He finally found the collaborators he was looking for--primarily London session-musician Antony Genn and techno musician Richard Norris--and populated the new band with players from the Manchester rock scene. Once all was in place he quickly recorded the album, which was released in the U.S. by L.A.-based Hellcat Records.
"For a while I was thinking there that I wouldn't really get another crack at it," says Strummer, 47. "Time goes by, you know. . . . I was kinda content, because I knew that the only way out of my self-inflicted legal chaos was to wait it out. . . . And I just thought there's two ways to do this. You can either become an angry ball of nerves and get all bitter and twisted, or you can kinda chill. . . . Obviously in the middle of the night I'd have my worries. But I always try to keep on the sunny side of the street."
To his surprise, Strummer found that his missing-in-action status enhanced his cachet.
"Ten years went by and I thought that's it, I'm gonna be washed away with the detergent and out through the sluice gates and out to sea. And in fact, more and more people started turning around and looking at me going, 'Hmm, nice.'
"You know after thousands of crap records came out and youth cults came and went, I found people were going, 'Yeah, that's quite dignified, that. You haven't flooded the market with loads of crap records. You haven't led us up garden paths with new directions that don't go anywhere, you just chilled out and you're good company and you don't moan, you're not sniveling in self-pity.' "
Strummer's not likely to jeopardize that good will with this return, which comes in modest circumstances, and with music that's true to his spirit without straining to recapture the aura of the Clash.
Clash Reunion? Unlikely, but Never Say Never
The legacy of that band--which folded officially in 1985 but really unraveled after drummer Topper Headon left in 1983 because of his heroin habit--is both an honor and a burden.
"What, the millstone?" Strummer jokes. "No, obviously I'm proud, but it almost carries too much baggage, the old team."
That hasn't stopped reunion rumors from regularly floating through, but it's not likely in the near future.
"If you were gonna re-form the Clash, imagine all the sharks and piranhas--it'd be like throwing a fresh bit of flesh into the Pacific Ocean. It's gonna be a right pain in the ass. . . . I never say never about nothing, but I'm not gonna re-form for money.
"The only thing that would make it happen is if Topper Headon got off heroin and the four of us got some tunes together and started to hang out and had a reason to believe in each other. . . . There's no way we're gonna suddenly snap back into life because some guy's written a check."

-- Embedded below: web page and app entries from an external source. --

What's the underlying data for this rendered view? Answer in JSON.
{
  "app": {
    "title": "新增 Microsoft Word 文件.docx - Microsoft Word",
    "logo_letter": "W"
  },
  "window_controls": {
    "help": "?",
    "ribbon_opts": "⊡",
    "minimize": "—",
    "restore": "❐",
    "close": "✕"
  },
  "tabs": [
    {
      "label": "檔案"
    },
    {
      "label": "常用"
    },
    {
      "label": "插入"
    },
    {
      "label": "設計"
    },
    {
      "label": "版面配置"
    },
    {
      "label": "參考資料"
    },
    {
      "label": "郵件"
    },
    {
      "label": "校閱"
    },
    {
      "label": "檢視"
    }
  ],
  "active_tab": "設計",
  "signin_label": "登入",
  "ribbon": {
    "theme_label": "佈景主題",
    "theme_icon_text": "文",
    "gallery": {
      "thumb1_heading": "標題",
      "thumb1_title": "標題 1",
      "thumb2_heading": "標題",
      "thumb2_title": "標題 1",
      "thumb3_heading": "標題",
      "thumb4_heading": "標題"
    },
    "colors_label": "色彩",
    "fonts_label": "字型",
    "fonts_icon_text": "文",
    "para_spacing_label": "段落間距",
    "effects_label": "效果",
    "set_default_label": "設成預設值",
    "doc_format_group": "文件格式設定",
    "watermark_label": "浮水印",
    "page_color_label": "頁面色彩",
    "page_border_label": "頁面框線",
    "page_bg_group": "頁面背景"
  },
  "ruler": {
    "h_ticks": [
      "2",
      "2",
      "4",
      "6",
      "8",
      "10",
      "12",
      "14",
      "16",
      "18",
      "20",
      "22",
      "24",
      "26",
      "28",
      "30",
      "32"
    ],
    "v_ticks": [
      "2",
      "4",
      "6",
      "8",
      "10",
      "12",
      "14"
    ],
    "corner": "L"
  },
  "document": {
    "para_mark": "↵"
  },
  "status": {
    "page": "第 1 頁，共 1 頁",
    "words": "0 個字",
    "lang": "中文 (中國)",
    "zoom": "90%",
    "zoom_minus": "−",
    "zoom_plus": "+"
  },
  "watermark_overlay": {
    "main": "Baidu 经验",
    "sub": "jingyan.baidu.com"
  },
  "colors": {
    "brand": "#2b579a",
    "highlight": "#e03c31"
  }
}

When Strummer gets on a righteous roll like that, it's easy to believe his assertion that he hasn't mellowed with age. From his home in the English countryside, where he lives with his second wife and her 7-year-old daughter, he continues to cast a caustic eye on the state of his homeland. In fact, the album's opening song, "Tony Adams," finds a symbol of his nation in a famed soccer player who was stripped of his captain's rank.
"It was a great metaphor for the way we run things over here," says Strummer. "It's a song about Britain and really how we're lost, 'cause we're so lost that we can't even see . . . that guy should be the captain of the national team. . . . But no, the people in charge here are blind as bats flying around in circles.
"Living in this country is like living in a biscuit tin with a bunch of lunatics. And it does drive you crazy. Obviously it's endlessly entertaining, but we are mad here."
Joe Strummer & the Mescaleros, Friday at the Sun Theatre, 2200 E. Katella Ave., Anaheim, 8 p.m. $25. (714) 712-2700. Also Saturday at the House of Blues, 8430 Sunset Blvd., West Hollywood, 7:30 p.m. $25. (323) 848-5100.